To note: I have no personal experience with this protocol. I am forwarding this paper, passed on to me by a colleague
There are many kits and methods available that don't rely on Qiagen. Or alternatively, if you ask them nicely, they do heavily discount their first kit you buy off them as a sort of trial (as they dont do samples).
However, to answer your primary question, are you adding a detergent and heat denaturing your samples first before phenol-chloroform (Triton/Heat/
Blood samples for CFDNA
analysis are collected into EDTA tubes and held at/or below RT
(18 °C–22 °C) for no more than 2 h before separation of plasma.
Plasma should be separated from whole blood samples by double
centrifugation (800 g and 1600 g for 10 min, separately), avoiding
leukocyte lysis. We prefer to isolate CFDNA immediately after plasma
separation to minimize the effect of prolonged storage. Otherwise,
samples should be aliquoted into small portions and stored at −70 °C
before extraction because fragmentation of CFDNA might be caused by
repeated freeze–thaw cycles
For the THP method, 500 μl of plasma/serum was mixed with 5 μl Triton X-100
(Sigma-Aldrich, UK) and heat denatured at 98 °C for 5 min. Samples were placed on ice
for 5 min, then extracted with an equal volume of phenol–chloroform–isoamyl alcohol
(25:24:1, v:v:v) (Sigma-Aldrich, UK) and centrifuged for 10 min at 14,000 g. The
aqueous phase was precipitated overnight with 1/10 volume of 3 M NaOAc and 2.5
volume of 100% ethanol at −20 °C. The DNA pellet was washed with ethanol, air-dried
and resuspended in 50 μl of ddH2O.
In the THP protocol, 98 °C incubation was used to inactivate
PCR inhibitors and denature proteins in plasma/serum samples.
Different times and temperatures were tested before choosing this.
Since we had noticed substantial DNA contamination in SDS, Triton
X-100 was used in the protein solubilization step. Direct conventional
PCR was performed successfully on heat-denatured samples
and able to detect 25 ng/ml DNA, indicating that this simple
procedure offered sufficient protein digestion and inhibitor elimination
for PCR analysis. The THP protocol gave a significantly
higher yield of pure DNA solution for qPCR analysis than the
QIAamp kit.
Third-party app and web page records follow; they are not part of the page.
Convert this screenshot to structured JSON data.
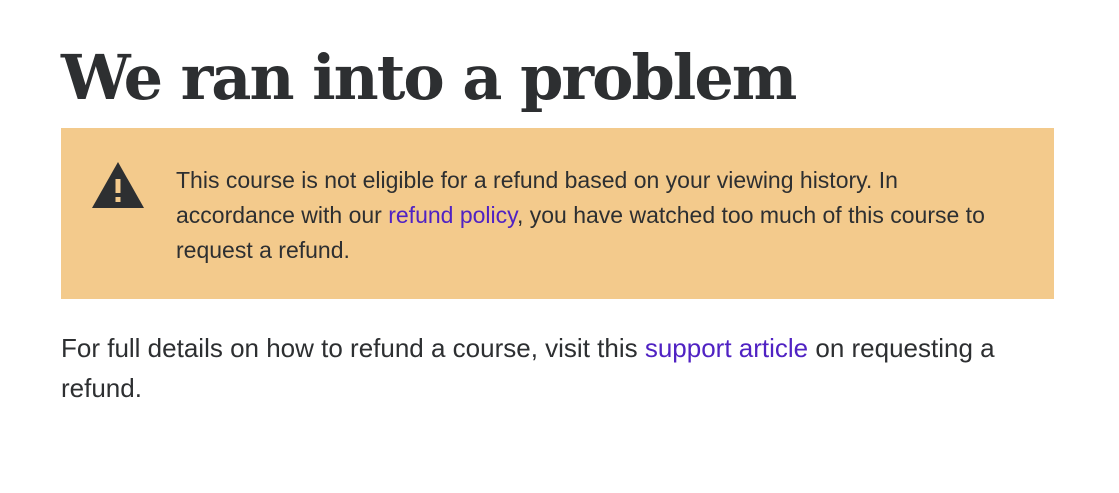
{
  "page": {
    "title": "We ran into a problem"
  },
  "alert": {
    "icon": "warning-icon",
    "background": "#f3ca8c",
    "text_before_link": "This course is not eligible for a refund based on your viewing history. In accordance with our ",
    "link_label": "refund policy",
    "text_after_link": ", you have watched too much of this course to request a refund."
  },
  "details": {
    "text_before_link": "For full details on how to refund a course, visit this ",
    "link_label": "support article",
    "text_after_link": " on requesting a refund."
  },
  "colors": {
    "text": "#2d2f31",
    "link": "#5022c3"
  }
}
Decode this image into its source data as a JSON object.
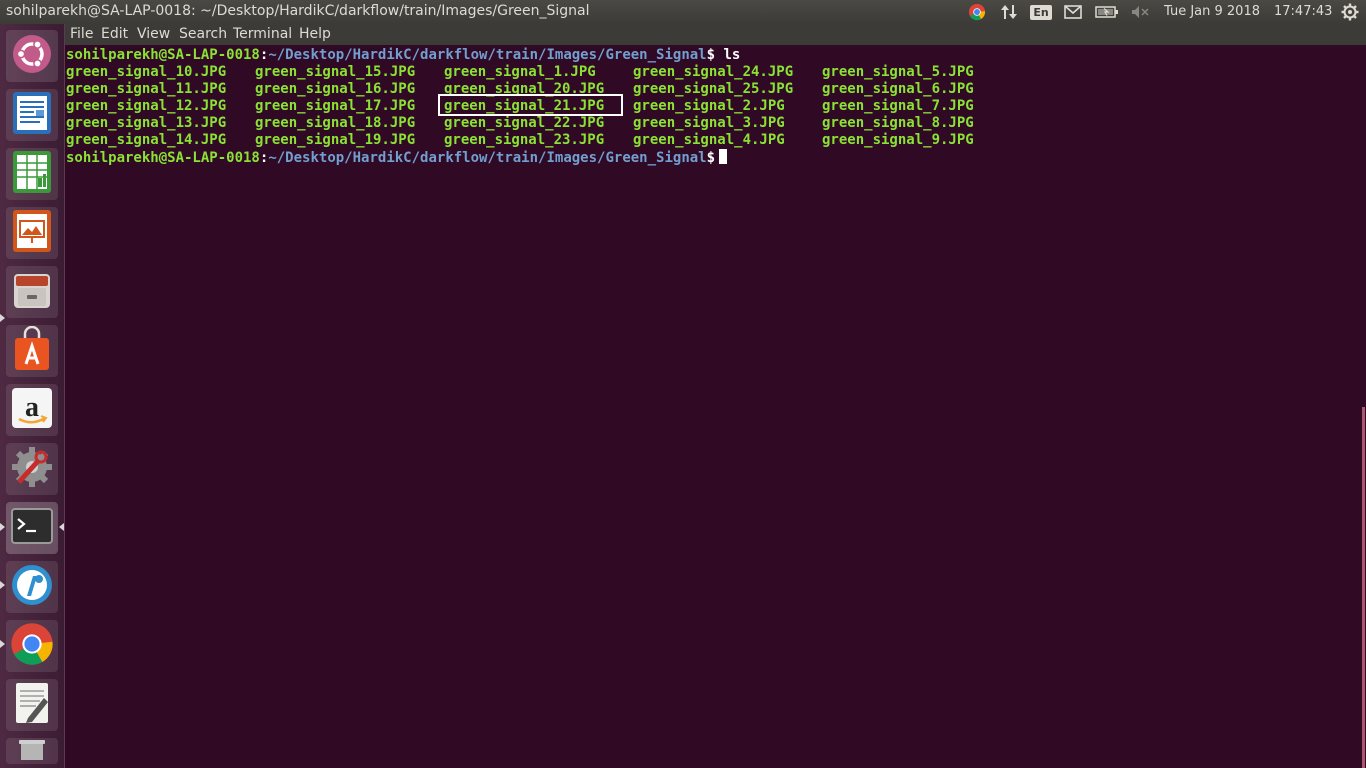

The THP protocol showed high efficiency even with
small DNA fragments as low as 100 bp.
You might want to read this:
Xue, Xiaoyan, et al. "Optimizing the yield and utility of circulating cell-free DNA from plasma and serum." Clinica Chimica Acta 404.2 (2009): 100-104.
A quick search of google scholar also revealed a few other papers you might be interested in:
Fleischhacker, Michael, et al. "Methods for isolation of cell-free plasma DNA strongly affect DNA yield." Clinica Chimica Acta 412.23 (2011): 2085-2088.
After reading this (Fong, Siew Lee, et al. "Comparison of 7 methods for extracting cell-free DNA from serum samples of colorectal cancer patients." Clinical chemistry 55.3 (2009): 587-589.) which gives about 7 protocols (sadly without any references for some reason) I went hunting for came up with this:
DNA was extracted from 1.0 ml plasma by phenol-chloroform method with slight modifications.
One ml of plasma was treated with 1x SDS/Proteinase K solution (0.5 mg/ml) (1:1), incubated
overnight at 56 °C followed by phenol-chloroform (4:1) treatment and centrifuged at 7 000 rpm.
The upper layer was transferred into fresh 15 ml centrifuge tubes and the same step was repeated
again; DNA was precipitated by adding glycogen (0.1 µg/µl), ammonium acetate (7.5 M) and
absolute alcohol. DNA pellet was obtained by centrifuging at 7 000 rpm; was washed with 70%
alcohol at 10 000 rpm, dried and finally dissolved in TE buffer at 56 °C and stored at -20 °C until
You can read about the above method here: Singh, Deepika Misra1 Renu, and Monisha Banerjee. "A simple and reliable method of obtaining fetal DNA from maternal circulation; its accuracy and sensitivity."
Also, if its available to you, it might be worth it:
Gahan, Peter B., ed. Circulating Nucleic Acids in Early Diagnosis, Prognosis and Treatment Monitoring: An Introduction. Vol. 5. Springer, 2014.